#SpectacularSouthAfrica in June celebrates Chenin Blanc, the variety where, while plantings have decreased, quality and image have risen immeasurably since the mid-1990s.

Wine magazine’s Chenin Blanc Challenge stimulated interest and in 1999, the Chenin Blanc Association was formed. The Association immediately recognised the importance of old vineyards, as recorded in the Minutes of the Association’s first meeting: ‘The most important issue that needs to be addressed is the evaluation of the very old chenin vineyards, some of which are in immediate danger of being uprooted to make way for trendier and currently better paying varieties!’

Eventually, with official help, five of the oldest blocks of Chenin were identified; the oldest, Mev Kirsten, was planted in Stellenbosch between 1905-1920. Today, the vineyard is recognised under the renowned Mev Kirsten label in Eben Sadie’s Ouwingerdreeks range.

The second oldest was planted on Kaapzicht in 1947 by current winemaker, Danie Steytler’s Great Grandfather. Its fascinating story tracks the wine industry over the past 72 years, as Danie relates. ‘In those early days the whole crop went to KWV, who paid for quantity rather than quality, the reason why my Great Grandfather chose generous-bearer Chenin. The bush vine vineyard was originally six hectares, but as it aged, yields decreased to between three and five tons per hectare, thus, due to low grape prices for bulk wine, it was running at a loss. There were also some dead vines, but we had neither money nor time to replace the vineyard. We eventually decided to pull it out and were over halfway through when the Chenin Blanc Association awarded us ‘Custodian’ status in 2009. Oh dear!’

The Custodian award coincided with Danie’s first year on Kaapzicht and encouraged him to seek advice from former Stellenbosch University mates, Chris Alheit and Chris Boustred on wooded Chenin. Kaapzicht Wooded Chenin Blanc Reserve from the 1947 vineyard, was released in December 2009, but to Danie’s disappointment; ‘it took four years to sell out and wasn’t a success.’

In the meantime, interest increased in Chenin and the Old Vine Project. The first new-look The 1947 Chenin Blanc from 2013 received immediate Platter five-star acclaim, 2014 and 2016 followed suit. Today, the annual 900 bottles, are on allocation. It’s the real rags to riches story that nearly wasn’t. From 2018, The 1947 bears the Old Vine Project Heritage Vineyard sticker.

Of the roughly 3500 hectares of vines 35 years and older (2018 figures), Chenin Blanc accounts for over 1800 ha. Unsurprisingly, they produce many of South Africa’s top Chenins: Alheit Huilkrans, Beaumont Hope Marguerite, David & Nadia Hoë-Steen, Ken Forrester The FMC, Stellenrust Barrel-Fermented Chenin Blanc, as well as The 1947 and Mev Kirsten. If old vine Chenins are only ever produced in limited quantities, their high quality is compensation.

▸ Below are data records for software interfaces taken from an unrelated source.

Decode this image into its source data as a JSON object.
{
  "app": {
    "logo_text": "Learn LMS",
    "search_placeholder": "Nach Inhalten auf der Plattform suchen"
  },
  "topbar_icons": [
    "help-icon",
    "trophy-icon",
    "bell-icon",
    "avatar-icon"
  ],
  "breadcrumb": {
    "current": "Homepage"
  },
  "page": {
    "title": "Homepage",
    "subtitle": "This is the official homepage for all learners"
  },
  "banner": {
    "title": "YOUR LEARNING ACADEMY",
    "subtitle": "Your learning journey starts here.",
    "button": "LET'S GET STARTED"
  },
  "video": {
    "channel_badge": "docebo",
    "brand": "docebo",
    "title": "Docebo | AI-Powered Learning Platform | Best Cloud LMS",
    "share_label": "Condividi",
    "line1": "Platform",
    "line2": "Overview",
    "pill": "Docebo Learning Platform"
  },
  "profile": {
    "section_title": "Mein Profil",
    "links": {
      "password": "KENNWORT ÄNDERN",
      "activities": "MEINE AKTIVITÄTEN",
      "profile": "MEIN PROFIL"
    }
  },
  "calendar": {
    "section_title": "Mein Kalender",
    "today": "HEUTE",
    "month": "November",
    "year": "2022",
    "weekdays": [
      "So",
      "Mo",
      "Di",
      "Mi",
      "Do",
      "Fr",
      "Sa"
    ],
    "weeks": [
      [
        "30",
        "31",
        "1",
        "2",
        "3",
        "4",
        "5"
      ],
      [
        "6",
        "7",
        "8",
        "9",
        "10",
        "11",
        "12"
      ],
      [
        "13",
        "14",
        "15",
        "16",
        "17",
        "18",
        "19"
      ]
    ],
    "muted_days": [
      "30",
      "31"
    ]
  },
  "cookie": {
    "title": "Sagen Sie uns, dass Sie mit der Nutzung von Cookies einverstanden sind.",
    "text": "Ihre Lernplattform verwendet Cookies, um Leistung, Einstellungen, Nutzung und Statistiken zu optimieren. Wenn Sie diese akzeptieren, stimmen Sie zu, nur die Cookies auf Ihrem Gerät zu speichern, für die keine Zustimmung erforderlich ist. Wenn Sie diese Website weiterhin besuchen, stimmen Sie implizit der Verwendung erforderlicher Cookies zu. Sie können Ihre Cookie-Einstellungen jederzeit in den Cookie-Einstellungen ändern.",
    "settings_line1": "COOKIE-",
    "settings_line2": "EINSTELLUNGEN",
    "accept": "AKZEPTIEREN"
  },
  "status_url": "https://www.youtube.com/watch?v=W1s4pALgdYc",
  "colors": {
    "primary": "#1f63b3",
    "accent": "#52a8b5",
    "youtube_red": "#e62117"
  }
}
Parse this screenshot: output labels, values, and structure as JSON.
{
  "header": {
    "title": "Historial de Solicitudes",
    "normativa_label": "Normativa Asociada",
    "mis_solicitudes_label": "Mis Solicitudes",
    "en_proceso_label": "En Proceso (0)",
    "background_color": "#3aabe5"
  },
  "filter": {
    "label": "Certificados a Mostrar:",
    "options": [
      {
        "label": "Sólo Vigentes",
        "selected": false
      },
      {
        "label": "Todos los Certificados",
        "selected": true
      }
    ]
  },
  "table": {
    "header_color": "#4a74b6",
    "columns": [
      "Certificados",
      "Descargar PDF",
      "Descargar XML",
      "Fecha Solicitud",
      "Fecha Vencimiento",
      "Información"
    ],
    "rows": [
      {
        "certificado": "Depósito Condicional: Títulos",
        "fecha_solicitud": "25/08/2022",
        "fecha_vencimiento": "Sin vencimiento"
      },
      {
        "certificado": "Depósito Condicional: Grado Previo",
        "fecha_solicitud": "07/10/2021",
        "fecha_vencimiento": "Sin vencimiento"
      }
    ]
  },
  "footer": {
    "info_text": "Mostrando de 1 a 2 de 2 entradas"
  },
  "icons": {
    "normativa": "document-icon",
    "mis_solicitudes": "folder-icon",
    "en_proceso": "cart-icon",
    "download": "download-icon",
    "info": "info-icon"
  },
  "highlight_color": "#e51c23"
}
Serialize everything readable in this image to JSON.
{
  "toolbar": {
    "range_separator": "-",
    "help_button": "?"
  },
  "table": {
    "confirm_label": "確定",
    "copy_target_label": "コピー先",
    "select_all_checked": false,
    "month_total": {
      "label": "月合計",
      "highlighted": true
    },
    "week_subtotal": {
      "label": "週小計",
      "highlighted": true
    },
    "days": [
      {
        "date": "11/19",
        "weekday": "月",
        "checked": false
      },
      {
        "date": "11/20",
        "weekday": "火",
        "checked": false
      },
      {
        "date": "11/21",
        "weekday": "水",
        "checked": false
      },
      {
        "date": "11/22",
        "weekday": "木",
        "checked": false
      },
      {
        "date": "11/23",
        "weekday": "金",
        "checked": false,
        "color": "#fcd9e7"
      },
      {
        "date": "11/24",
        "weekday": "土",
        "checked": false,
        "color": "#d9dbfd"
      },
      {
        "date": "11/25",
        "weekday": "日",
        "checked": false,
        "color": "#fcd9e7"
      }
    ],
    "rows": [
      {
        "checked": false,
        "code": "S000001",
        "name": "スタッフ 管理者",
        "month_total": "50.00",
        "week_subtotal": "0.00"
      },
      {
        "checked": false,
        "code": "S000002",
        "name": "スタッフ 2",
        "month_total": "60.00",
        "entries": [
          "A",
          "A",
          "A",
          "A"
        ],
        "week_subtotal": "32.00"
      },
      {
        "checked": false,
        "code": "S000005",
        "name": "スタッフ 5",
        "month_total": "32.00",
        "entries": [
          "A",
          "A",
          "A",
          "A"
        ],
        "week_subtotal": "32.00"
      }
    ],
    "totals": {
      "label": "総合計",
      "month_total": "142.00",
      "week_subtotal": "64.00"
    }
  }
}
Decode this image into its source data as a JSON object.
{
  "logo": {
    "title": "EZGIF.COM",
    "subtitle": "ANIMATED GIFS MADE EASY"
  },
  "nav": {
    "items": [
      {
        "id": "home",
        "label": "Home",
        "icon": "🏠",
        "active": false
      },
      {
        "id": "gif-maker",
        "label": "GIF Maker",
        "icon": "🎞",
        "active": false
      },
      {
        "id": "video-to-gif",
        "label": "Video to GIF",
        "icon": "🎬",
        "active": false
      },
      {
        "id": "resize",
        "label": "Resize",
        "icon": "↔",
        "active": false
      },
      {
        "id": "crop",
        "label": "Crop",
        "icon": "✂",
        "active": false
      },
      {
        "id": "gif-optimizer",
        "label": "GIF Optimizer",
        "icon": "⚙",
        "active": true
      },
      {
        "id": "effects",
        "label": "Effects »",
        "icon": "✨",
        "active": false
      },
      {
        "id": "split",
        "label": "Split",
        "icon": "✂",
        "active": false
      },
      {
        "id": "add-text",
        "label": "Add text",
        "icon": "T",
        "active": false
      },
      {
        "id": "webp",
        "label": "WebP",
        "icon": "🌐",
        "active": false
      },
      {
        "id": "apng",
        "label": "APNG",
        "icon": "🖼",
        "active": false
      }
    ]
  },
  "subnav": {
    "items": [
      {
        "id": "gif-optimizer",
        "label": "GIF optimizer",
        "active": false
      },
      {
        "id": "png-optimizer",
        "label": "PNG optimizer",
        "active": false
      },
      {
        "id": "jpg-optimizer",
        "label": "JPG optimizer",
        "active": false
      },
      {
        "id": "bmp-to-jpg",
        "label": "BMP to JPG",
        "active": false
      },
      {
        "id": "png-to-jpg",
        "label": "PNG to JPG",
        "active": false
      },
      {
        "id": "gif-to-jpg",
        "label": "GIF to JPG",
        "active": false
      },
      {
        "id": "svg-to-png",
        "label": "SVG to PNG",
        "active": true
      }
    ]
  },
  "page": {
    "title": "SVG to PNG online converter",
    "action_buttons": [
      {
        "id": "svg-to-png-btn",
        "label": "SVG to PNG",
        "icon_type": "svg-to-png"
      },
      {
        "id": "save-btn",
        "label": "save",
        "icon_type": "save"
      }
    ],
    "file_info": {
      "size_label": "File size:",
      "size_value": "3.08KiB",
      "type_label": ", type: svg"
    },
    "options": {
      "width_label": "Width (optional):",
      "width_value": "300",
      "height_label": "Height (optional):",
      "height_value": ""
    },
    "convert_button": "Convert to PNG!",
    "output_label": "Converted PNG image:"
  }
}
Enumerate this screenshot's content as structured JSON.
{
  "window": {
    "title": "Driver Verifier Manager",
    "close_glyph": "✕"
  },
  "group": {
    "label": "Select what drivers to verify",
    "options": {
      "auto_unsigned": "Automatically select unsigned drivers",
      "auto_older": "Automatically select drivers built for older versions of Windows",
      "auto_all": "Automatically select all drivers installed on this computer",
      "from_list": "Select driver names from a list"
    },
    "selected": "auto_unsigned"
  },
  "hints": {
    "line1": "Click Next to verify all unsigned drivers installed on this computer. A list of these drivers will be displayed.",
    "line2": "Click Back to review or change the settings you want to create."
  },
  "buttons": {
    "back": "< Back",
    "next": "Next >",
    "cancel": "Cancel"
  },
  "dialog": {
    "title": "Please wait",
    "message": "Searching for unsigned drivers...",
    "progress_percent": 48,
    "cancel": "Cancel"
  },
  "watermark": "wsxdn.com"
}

Chenin Blanc and the Association have done much to promote the benefit of old vines and the OVP, while the OVP, with its clearly drawn principles, has done much to heighten awareness of Chenin Blanc. It’s a wonderfully symbiotic relationship.

Remember: 20th June, International Chenin Blanc day #drinkchenin